> TO DO
Pick out each line below containing "inside".

================

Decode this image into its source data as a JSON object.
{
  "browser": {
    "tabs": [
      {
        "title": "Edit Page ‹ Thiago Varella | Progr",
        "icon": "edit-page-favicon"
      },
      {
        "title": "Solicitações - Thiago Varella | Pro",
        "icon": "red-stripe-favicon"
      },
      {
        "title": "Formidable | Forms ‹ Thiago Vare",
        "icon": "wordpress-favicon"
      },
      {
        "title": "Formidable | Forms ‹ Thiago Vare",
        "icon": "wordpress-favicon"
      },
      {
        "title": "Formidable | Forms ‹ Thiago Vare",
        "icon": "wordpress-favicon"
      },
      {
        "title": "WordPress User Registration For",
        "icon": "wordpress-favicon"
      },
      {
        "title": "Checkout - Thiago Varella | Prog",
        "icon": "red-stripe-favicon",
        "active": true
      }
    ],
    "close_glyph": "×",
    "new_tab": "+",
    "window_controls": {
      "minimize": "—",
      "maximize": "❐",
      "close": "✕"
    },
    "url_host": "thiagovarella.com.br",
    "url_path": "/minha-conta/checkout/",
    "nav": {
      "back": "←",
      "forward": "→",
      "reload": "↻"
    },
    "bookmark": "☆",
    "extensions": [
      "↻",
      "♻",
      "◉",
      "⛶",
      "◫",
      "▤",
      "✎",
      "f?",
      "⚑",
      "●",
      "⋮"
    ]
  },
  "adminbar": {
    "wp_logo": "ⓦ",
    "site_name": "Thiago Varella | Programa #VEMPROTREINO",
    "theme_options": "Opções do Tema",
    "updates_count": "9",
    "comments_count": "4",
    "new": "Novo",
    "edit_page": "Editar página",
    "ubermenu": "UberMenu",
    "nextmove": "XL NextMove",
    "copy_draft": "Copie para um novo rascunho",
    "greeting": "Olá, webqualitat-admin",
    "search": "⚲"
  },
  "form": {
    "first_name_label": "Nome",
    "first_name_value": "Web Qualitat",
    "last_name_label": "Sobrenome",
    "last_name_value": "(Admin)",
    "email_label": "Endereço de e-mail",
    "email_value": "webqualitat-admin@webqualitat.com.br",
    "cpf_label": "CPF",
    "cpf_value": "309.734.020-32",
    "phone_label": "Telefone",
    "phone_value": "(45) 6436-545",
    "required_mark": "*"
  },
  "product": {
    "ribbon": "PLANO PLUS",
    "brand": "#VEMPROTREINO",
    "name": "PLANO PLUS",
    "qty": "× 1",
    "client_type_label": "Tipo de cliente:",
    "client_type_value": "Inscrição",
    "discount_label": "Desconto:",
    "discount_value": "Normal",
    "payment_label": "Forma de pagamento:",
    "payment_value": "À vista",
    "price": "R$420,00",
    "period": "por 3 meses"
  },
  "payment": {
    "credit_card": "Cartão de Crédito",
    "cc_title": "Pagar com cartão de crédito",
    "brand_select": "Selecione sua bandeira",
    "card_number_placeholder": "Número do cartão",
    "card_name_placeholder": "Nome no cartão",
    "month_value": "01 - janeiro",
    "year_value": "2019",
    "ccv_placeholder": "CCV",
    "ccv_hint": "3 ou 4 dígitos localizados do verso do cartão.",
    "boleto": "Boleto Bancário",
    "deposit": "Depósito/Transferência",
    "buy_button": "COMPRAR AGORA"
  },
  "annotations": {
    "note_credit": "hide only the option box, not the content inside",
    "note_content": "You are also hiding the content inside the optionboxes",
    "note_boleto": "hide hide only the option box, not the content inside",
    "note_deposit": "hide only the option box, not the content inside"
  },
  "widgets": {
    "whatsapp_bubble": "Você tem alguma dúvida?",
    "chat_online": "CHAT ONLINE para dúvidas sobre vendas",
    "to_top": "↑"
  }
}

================

> WRITTEN ANSWER
    "note_credit": "hide only the option box, not the content inside",
    "note_content": "You are also hiding the content inside the optionboxes",
    "note_boleto": "hide hide only the option box, not the content inside",
    "note_deposit": "hide only the option box, not the content inside"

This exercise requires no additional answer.